A NASA mission led by UCLA professor Christopher Russell has released new images of the dwarf planet Ceres, the largest asteroid between Mars and Jupiter.
The photos were produced by the spacecraft Dawn, which is now observing Ceres from 2,700 miles above its surface; NASA has also produced a one-minute video animation that sheds new light on this mysterious and heavily cratered world.
“Everything we learn from Ceres will be absolutely new,” said Christopher Russell, a UCLA professor of space physics and planetary science, and the Dawn mission’s principal investigator. “We approach it in awe and almost total ignorance.”
Dawn’s visit to Ceres, which is scheduled to last more than a year, began on March 6. From July 2011 to September 2012, it observed Vesta, a “minor planet” that is the second most massive body in the asteroid belt between Mars and Jupiter.
Over the years, scientists have learned about the conditions at the beginning of the solar system by studying meteorites from Vesta that have fallen to Earth. There have been no such meteorites produced by Ceres, an indication that the two bodies are likely very different. For example, Dawn found little evidence to indicate there is water on Vesta. But Russell said Ceres could have a substantial amount of water or ice beneath its rocky crust.
The presence of water, he said, could “affect the time for relaxation of craters and mountains on Ceres and reduce the height of the topography compared to Vesta, and will affect minerals on the surface.” Russell also said Ceres, unlike Vesta, might have a weak atmosphere and perhaps even life.
Dawn, which launched from Cape Canaveral, Florida, in 2007, is the first NASA spacecraft to visit a dwarf planet and the first to orbit two celestial bodies beyond the moon.
Scientists expect the mission to provide insights about Ceres’ shape, size, composition, internal structure, and tectonic and thermal evolution. The findings also should provide new understanding about the conditions under which Ceres and Vesta were formed.
Dawn is powered by an advanced NASA technology known as ion propulsion that enables it to use fuel more than 10 times more efficiently than standard rockets.

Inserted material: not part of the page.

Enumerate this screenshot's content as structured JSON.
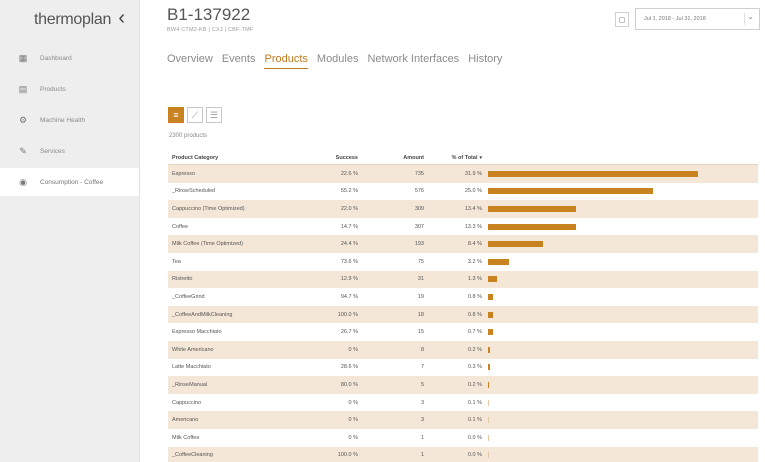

It is outfitted with two high-resolution cameras (including one backup), a visible and near-infrared mapping spectrometer to identify minerals on the surface, and a gamma ray and neutron spectrometer, which will be used to reveal the presence of elements such as iron and hydrogen in the soil.
NASA has reported that Dawn’s price tag — including the construction and launch of the space craft and 10 years of operations — is $472 million. Russell said the Dawn mission is actually very cost-efficient compared with other means of space exploration. Separate missions to Ceres and Vesta would likely have cost more than double that amount.
Russell and his team are in charge of Dawn’s scientific research — with the lead role in analyzing and interpreting data from the space craft — and public outreach. In 2014, they received the Trophy for Current Achievement, the National Air and Space Museum’s highest honor in the fields of aerospace science and technology.
“The Dawn flight team and the Dawn science team are high achievers, but the spacecraft itself is the highest achiever,” Russell said.
The Dawn mission is managed by NASA’s Jet Propulsion Laboratory, a division of Caltech, for the agency’s Science Mission Directorate. Team members include scientists from JPL, the NASA Goddard Space Flight Center, the Planetary Science Institute, the Massachusetts Institute of Technology and other institutions. The mission’s international partners include the Max Planck Institute for Solar System Research in Gottingen, Germany, the DLR Institute for Planetary Research in Berlin, the Freie Universitaet of Berlin, the Italian National Institute for Astrophysics in Rome, and the Italian Space Agency.